Conroy's penchant for taking the road less traveled began in high school when he accepted an invitation to play basketball at the Citadel against the advice of much of his family.
At the time, Conroy's first cousin, Pat Conroy, was barred from the Citadel campus for writing a book entitled "My Losing Season" that detailed his traumatic senior year as point guard for the Bulldogs. Citadel coach Les Robinson needed special permission from his administration just to recruit a member of Pat Conroy's family, yet once he got it, he was able to quickly form a strong bond with Ed.
"I really wasn't that fired up about going south and going to a military school and my cousin wasn't exactly popular there at the time, but coach Les Robinson and his staff, I grew to really like them," Ed Conroy said. "Once I met the people there and furthered my relationship with them, I was hooked. I remember getting on a plane going back thinking that's where I'm going to go and I'm not going to let anybody talk me out of it."
The foundation for Conroy's coaching philosophy began to take shape during his playing days at the Citadel.
He learned to be organized, disciplined and detail-oriented. He learned the importance of surrounding himself with quality people. And he learned that hard work a day at a time would eventually build up into something big.
Those lessons are the ones he tries to remember even though his first two years at Tulane have included more valleys than peaks.
In Conroy's first season as coach of Tulane, the Green Wave won 10 of 13 non-league games against a weak schedule and started 2-0 in Conference USA before losing all but one game the rest of the way. A more talented Tulane team started last season 12-2 including an upset of Georgia Tech, but the Green Wave again faded in league play, this time done in by injuries to Timmons and Bruha that left them undermanned and overmatched.
The return of the 6-foot-5 Timmons from a torn Achilles tendon gives Conroy another proven perimeter scorer to pair with emerging star Tarrant and long-range shooter Jordan Callahan. And if Bruha has fully recovered from his recurring knee issues, he can help Josh Davis defend the paint and control the backboards.
That nucleus combined with a promising incoming class gives Tulane enough talent to challenge for an upper-division Conference USA finish. The challenge for that group now is that it must learn how to win.

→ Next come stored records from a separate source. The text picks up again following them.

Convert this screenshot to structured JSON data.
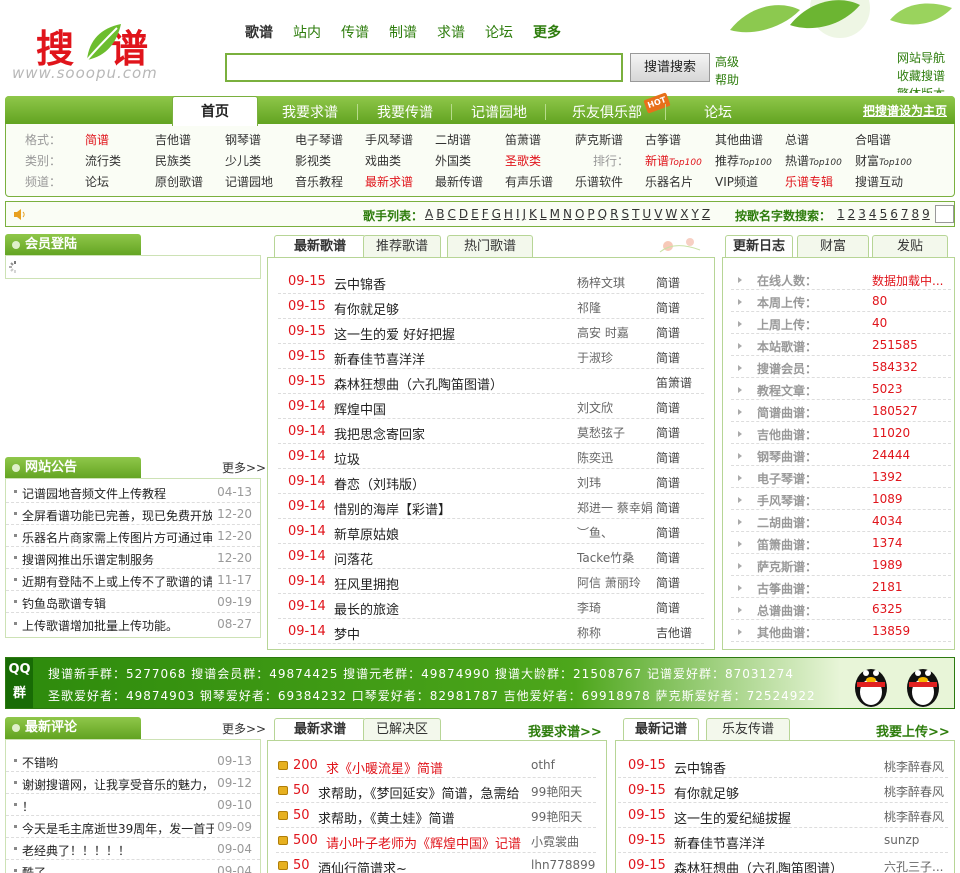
{
  "header": {
    "logo_text": "搜谱",
    "logo_url": "www.sooopu.com",
    "topnav": [
      "歌谱",
      "站内",
      "传谱",
      "制谱",
      "求谱",
      "论坛",
      "更多"
    ],
    "search_value": "",
    "search_button": "搜谱搜索",
    "advanced": "高级",
    "help": "帮助",
    "right_links": [
      "网站导航",
      "收藏搜谱",
      "繁体版本"
    ]
  },
  "mainnav": {
    "tabs": [
      "首页",
      "我要求谱",
      "我要传谱",
      "记谱园地",
      "乐友俱乐部",
      "论坛"
    ],
    "hot_badge": "HOT",
    "set_home": "把搜谱设为主页",
    "row1": {
      "label": "格式：",
      "items": [
        "简谱",
        "吉他谱",
        "钢琴谱",
        "电子琴谱",
        "手风琴谱",
        "二胡谱",
        "笛萧谱",
        "萨克斯谱",
        "古筝谱",
        "其他曲谱",
        "总谱",
        "合唱谱"
      ]
    },
    "row2": {
      "label": "类别：",
      "items": [
        "流行类",
        "民族类",
        "少儿类",
        "影视类",
        "戏曲类",
        "外国类",
        "圣歌类"
      ],
      "rank_label": "排行：",
      "rank_items": [
        "新谱",
        "推荐",
        "热谱",
        "财富"
      ],
      "top100": "Top100"
    },
    "row3": {
      "label": "频道：",
      "items": [
        "论坛",
        "原创歌谱",
        "记谱园地",
        "音乐教程",
        "最新求谱",
        "最新传谱",
        "有声乐谱",
        "乐谱软件",
        "乐器名片",
        "VIP频道",
        "乐谱专辑",
        "搜谱互动"
      ]
    }
  },
  "singerbar": {
    "label": "歌手列表：",
    "letters": [
      "A",
      "B",
      "C",
      "D",
      "E",
      "F",
      "G",
      "H",
      "I",
      "J",
      "K",
      "L",
      "M",
      "N",
      "O",
      "P",
      "Q",
      "R",
      "S",
      "T",
      "U",
      "V",
      "W",
      "X",
      "Y",
      "Z"
    ],
    "by_count_label": "按歌名字数搜索：",
    "numbers": [
      "1",
      "2",
      "3",
      "4",
      "5",
      "6",
      "7",
      "8",
      "9"
    ]
  },
  "member": {
    "title": "会员登陆"
  },
  "notices": {
    "title": "网站公告",
    "more": "更多>>",
    "items": [
      {
        "t": "记谱园地音频文件上传教程",
        "d": "04-13"
      },
      {
        "t": "全屏看谱功能已完善，现已免费开放",
        "d": "12-20"
      },
      {
        "t": "乐器名片商家需上传图片方可通过审",
        "d": "12-20"
      },
      {
        "t": "搜谱网推出乐谱定制服务",
        "d": "12-20"
      },
      {
        "t": "近期有登陆不上或上传不了歌谱的请",
        "d": "11-17"
      },
      {
        "t": "钓鱼岛歌谱专辑",
        "d": "09-19"
      },
      {
        "t": "上传歌谱增加批量上传功能。",
        "d": "08-27"
      }
    ]
  },
  "songs": {
    "tabs": [
      "最新歌谱",
      "推荐歌谱",
      "热门歌谱"
    ],
    "rows": [
      {
        "d": "09-15",
        "n": "云中锦香",
        "a": "杨梓文琪",
        "t": "简谱"
      },
      {
        "d": "09-15",
        "n": "有你就足够",
        "a": "祁隆",
        "t": "简谱"
      },
      {
        "d": "09-15",
        "n": "这一生的爱 好好把握",
        "a": "高安 时嘉",
        "t": "简谱"
      },
      {
        "d": "09-15",
        "n": "新春佳节喜洋洋",
        "a": "于淑珍",
        "t": "简谱"
      },
      {
        "d": "09-15",
        "n": "森林狂想曲（六孔陶笛图谱）",
        "a": "",
        "t": "笛箫谱"
      },
      {
        "d": "09-14",
        "n": "辉煌中国",
        "a": "刘文欣",
        "t": "简谱"
      },
      {
        "d": "09-14",
        "n": "我把思念寄回家",
        "a": "莫愁弦子",
        "t": "简谱"
      },
      {
        "d": "09-14",
        "n": "垃圾",
        "a": "陈奕迅",
        "t": "简谱"
      },
      {
        "d": "09-14",
        "n": "眷恋（刘玮版）",
        "a": "刘玮",
        "t": "简谱"
      },
      {
        "d": "09-14",
        "n": "惜别的海岸【彩谱】",
        "a": "郑进一 蔡幸娟",
        "t": "简谱"
      },
      {
        "d": "09-14",
        "n": "新草原姑娘",
        "a": "︶鱼、",
        "t": "简谱"
      },
      {
        "d": "09-14",
        "n": "问落花",
        "a": "Tacke竹桑",
        "t": "简谱"
      },
      {
        "d": "09-14",
        "n": "狂风里拥抱",
        "a": "阿信 萧丽玲",
        "t": "简谱"
      },
      {
        "d": "09-14",
        "n": "最长的旅途",
        "a": "李琦",
        "t": "简谱"
      },
      {
        "d": "09-14",
        "n": "梦中",
        "a": "称称",
        "t": "吉他谱"
      }
    ]
  },
  "updates": {
    "tabs": [
      "更新日志",
      "财富",
      "发贴"
    ],
    "rows": [
      {
        "k": "在线人数：",
        "v": "数据加载中..."
      },
      {
        "k": "本周上传：",
        "v": "80"
      },
      {
        "k": "上周上传：",
        "v": "40"
      },
      {
        "k": "本站歌谱：",
        "v": "251585"
      },
      {
        "k": "搜谱会员：",
        "v": "584332"
      },
      {
        "k": "教程文章：",
        "v": "5023"
      },
      {
        "k": "简谱曲谱：",
        "v": "180527"
      },
      {
        "k": "吉他曲谱：",
        "v": "11020"
      },
      {
        "k": "钢琴曲谱：",
        "v": "24444"
      },
      {
        "k": "电子琴谱：",
        "v": "1392"
      },
      {
        "k": "手风琴谱：",
        "v": "1089"
      },
      {
        "k": "二胡曲谱：",
        "v": "4034"
      },
      {
        "k": "笛箫曲谱：",
        "v": "1374"
      },
      {
        "k": "萨克斯谱：",
        "v": "1989"
      },
      {
        "k": "古筝曲谱：",
        "v": "2181"
      },
      {
        "k": "总谱曲谱：",
        "v": "6325"
      },
      {
        "k": "其他曲谱：",
        "v": "13859"
      }
    ]
  },
  "qq": {
    "label": "QQ群",
    "line1": "搜谱新手群：5277068   搜谱会员群：49874425   搜谱元老群：49874990   搜谱大龄群：21508767   记谱爱好群：87031274",
    "line2": "圣歌爱好者：49874903  钢琴爱好者：69384232  口琴爱好者：82981787  吉他爱好者：69918978  萨克斯爱好者：72524922"
  },
  "comments": {
    "title": "最新评论",
    "more": "更多>>",
    "items": [
      {
        "t": "不错哟",
        "d": "09-13"
      },
      {
        "t": "谢谢搜谱网，让我享受音乐的魅力，",
        "d": "09-12"
      },
      {
        "t": "！",
        "d": "09-10"
      },
      {
        "t": "今天是毛主席逝世39周年，发一首于",
        "d": "09-09"
      },
      {
        "t": "老经典了！！！！！",
        "d": "09-04"
      },
      {
        "t": "酷了",
        "d": "09-04"
      }
    ]
  },
  "requests": {
    "tabs": [
      "最新求谱",
      "已解决区"
    ],
    "action": "我要求谱>>",
    "rows": [
      {
        "p": "200",
        "t": "求《小暖流星》简谱",
        "u": "othf",
        "hl": true
      },
      {
        "p": "50",
        "t": "求帮助，《梦回延安》简谱，急需给",
        "u": "99艳阳天",
        "hl": false
      },
      {
        "p": "50",
        "t": "求帮助，《黄土娃》简谱",
        "u": "99艳阳天",
        "hl": false
      },
      {
        "p": "500",
        "t": "请小叶子老师为《辉煌中国》记谱",
        "u": "小霓裳曲",
        "hl": true
      },
      {
        "p": "50",
        "t": "酒仙行简谱求~",
        "u": "lhn778899",
        "hl": false
      }
    ]
  },
  "records": {
    "tabs": [
      "最新记谱",
      "乐友传谱"
    ],
    "action": "我要上传>>",
    "rows": [
      {
        "d": "09-15",
        "n": "云中锦香",
        "a": "桃李醉春风"
      },
      {
        "d": "09-15",
        "n": "有你就足够",
        "a": "桃李醉春风"
      },
      {
        "d": "09-15",
        "n": "这一生的爱纪縋拔握",
        "a": "桃李醉春风"
      },
      {
        "d": "09-15",
        "n": "新春佳节喜洋洋",
        "a": "sunzp"
      },
      {
        "d": "09-15",
        "n": "森林狂想曲（六孔陶笛图谱）",
        "a": "六孔三子..."
      }
    ]
  }
}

"I think we've been competitive all along, but there's another level where you're winning some of the close games and you're relevant," Conroy said. "Hopefully now we can start to finish off some games and start to take the next step."